## Exercise prompt
Go through the listing below and repeat it exactly, dropping the pictures.

-------

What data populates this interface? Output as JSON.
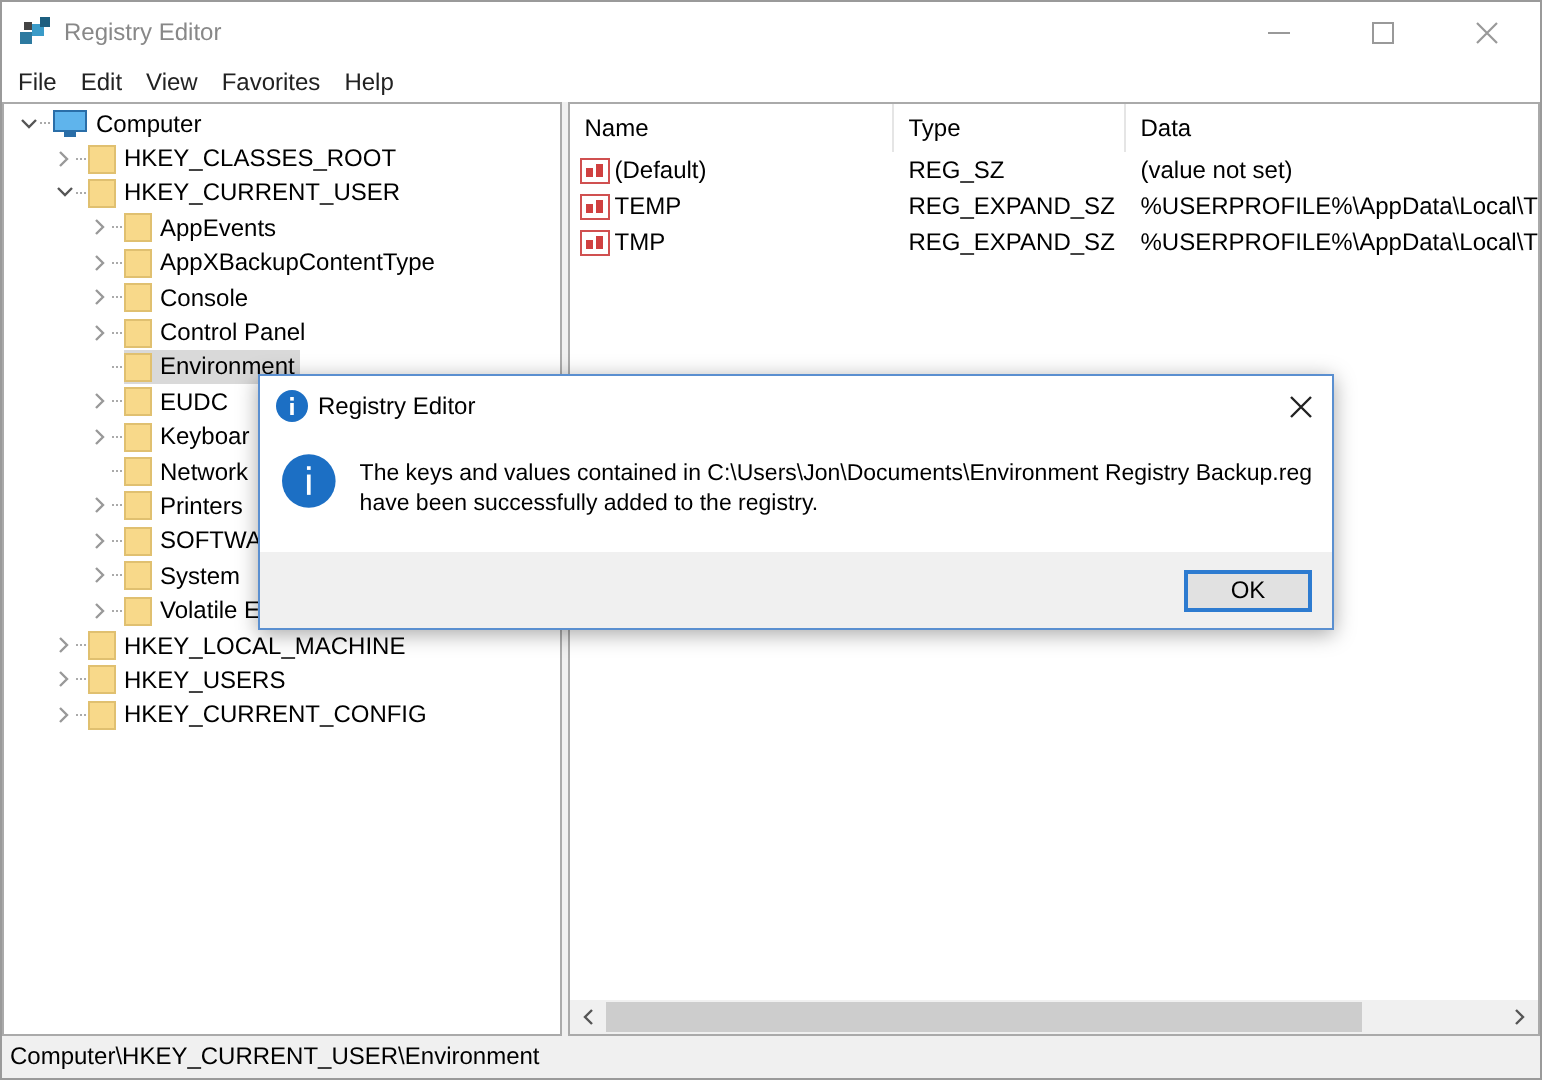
{
  "window": {
    "title": "Registry Editor"
  },
  "menu": [
    "File",
    "Edit",
    "View",
    "Favorites",
    "Help"
  ],
  "tree": {
    "label": "Computer",
    "kind": "branch",
    "expanded": true,
    "selected": false,
    "children": [
      {
        "label": "HKEY_CLASSES_ROOT",
        "kind": "branch",
        "expanded": false,
        "selected": false
      },
      {
        "label": "HKEY_CURRENT_USER",
        "kind": "branch",
        "expanded": true,
        "selected": false,
        "children": [
          {
            "label": "AppEvents",
            "kind": "branch",
            "expanded": false,
            "selected": false
          },
          {
            "label": "AppXBackupContentType",
            "kind": "branch",
            "expanded": false,
            "selected": false
          },
          {
            "label": "Console",
            "kind": "branch",
            "expanded": false,
            "selected": false
          },
          {
            "label": "Control Panel",
            "kind": "branch",
            "expanded": false,
            "selected": false
          },
          {
            "label": "Environment",
            "kind": "leaf",
            "selected": true
          },
          {
            "label": "EUDC",
            "kind": "branch",
            "expanded": false,
            "selected": false
          },
          {
            "label": "Keyboar",
            "kind": "branch",
            "expanded": false,
            "selected": false
          },
          {
            "label": "Network",
            "kind": "leaf",
            "selected": false
          },
          {
            "label": "Printers",
            "kind": "branch",
            "expanded": false,
            "selected": false
          },
          {
            "label": "SOFTWA",
            "kind": "branch",
            "expanded": false,
            "selected": false
          },
          {
            "label": "System",
            "kind": "branch",
            "expanded": false,
            "selected": false
          },
          {
            "label": "Volatile E",
            "kind": "branch",
            "expanded": false,
            "selected": false
          }
        ]
      },
      {
        "label": "HKEY_LOCAL_MACHINE",
        "kind": "branch",
        "expanded": false,
        "selected": false
      },
      {
        "label": "HKEY_USERS",
        "kind": "branch",
        "expanded": false,
        "selected": false
      },
      {
        "label": "HKEY_CURRENT_CONFIG",
        "kind": "branch",
        "expanded": false,
        "selected": false
      }
    ]
  },
  "values": {
    "columns": [
      "Name",
      "Type",
      "Data"
    ],
    "rows": [
      {
        "name": "(Default)",
        "type": "REG_SZ",
        "data": "(value not set)"
      },
      {
        "name": "TEMP",
        "type": "REG_EXPAND_SZ",
        "data": "%USERPROFILE%\\AppData\\Local\\T"
      },
      {
        "name": "TMP",
        "type": "REG_EXPAND_SZ",
        "data": "%USERPROFILE%\\AppData\\Local\\T"
      }
    ]
  },
  "dialog": {
    "title": "Registry Editor",
    "message_lines": [
      "The keys and values contained in C:\\Users\\Jon\\Documents\\Environment Registry Backup.reg",
      "have been successfully added to the registry."
    ],
    "button": "OK"
  },
  "status_bar": "Computer\\HKEY_CURRENT_USER\\Environment"
}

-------

## Exercise answer
What data populates this interface? Output as JSON.
{
  "window": {
    "title": "Registry Editor"
  },
  "menu": [
    "File",
    "Edit",
    "View",
    "Favorites",
    "Help"
  ],
  "tree": {
    "label": "Computer",
    "kind": "branch",
    "expanded": true,
    "selected": false,
    "children": [
      {
        "label": "HKEY_CLASSES_ROOT",
        "kind": "branch",
        "expanded": false,
        "selected": false
      },
      {
        "label": "HKEY_CURRENT_USER",
        "kind": "branch",
        "expanded": true,
        "selected": false,
        "children": [
          {
            "label": "AppEvents",
            "kind": "branch",
            "expanded": false,
            "selected": false
          },
          {
            "label": "AppXBackupContentType",
            "kind": "branch",
            "expanded": false,
            "selected": false
          },
          {
            "label": "Console",
            "kind": "branch",
            "expanded": false,
            "selected": false
          },
          {
            "label": "Control Panel",
            "kind": "branch",
            "expanded": false,
            "selected": false
          },
          {
            "label": "Environment",
            "kind": "leaf",
            "selected": true
          },
          {
            "label": "EUDC",
            "kind": "branch",
            "expanded": false,
            "selected": false
          },
          {
            "label": "Keyboar",
            "kind": "branch",
            "expanded": false,
            "selected": false
          },
          {
            "label": "Network",
            "kind": "leaf",
            "selected": false
          },
          {
            "label": "Printers",
            "kind": "branch",
            "expanded": false,
            "selected": false
          },
          {
            "label": "SOFTWA",
            "kind": "branch",
            "expanded": false,
            "selected": false
          },
          {
            "label": "System",
            "kind": "branch",
            "expanded": false,
            "selected": false
          },
          {
            "label": "Volatile E",
            "kind": "branch",
            "expanded": false,
            "selected": false
          }
        ]
      },
      {
        "label": "HKEY_LOCAL_MACHINE",
        "kind": "branch",
        "expanded": false,
        "selected": false
      },
      {
        "label": "HKEY_USERS",
        "kind": "branch",
        "expanded": false,
        "selected": false
      },
      {
        "label": "HKEY_CURRENT_CONFIG",
        "kind": "branch",
        "expanded": false,
        "selected": false
      }
    ]
  },
  "values": {
    "columns": [
      "Name",
      "Type",
      "Data"
    ],
    "rows": [
      {
        "name": "(Default)",
        "type": "REG_SZ",
        "data": "(value not set)"
      },
      {
        "name": "TEMP",
        "type": "REG_EXPAND_SZ",
        "data": "%USERPROFILE%\\AppData\\Local\\T"
      },
      {
        "name": "TMP",
        "type": "REG_EXPAND_SZ",
        "data": "%USERPROFILE%\\AppData\\Local\\T"
      }
    ]
  },
  "dialog": {
    "title": "Registry Editor",
    "message_lines": [
      "The keys and values contained in C:\\Users\\Jon\\Documents\\Environment Registry Backup.reg",
      "have been successfully added to the registry."
    ],
    "button": "OK"
  },
  "status_bar": "Computer\\HKEY_CURRENT_USER\\Environment"
}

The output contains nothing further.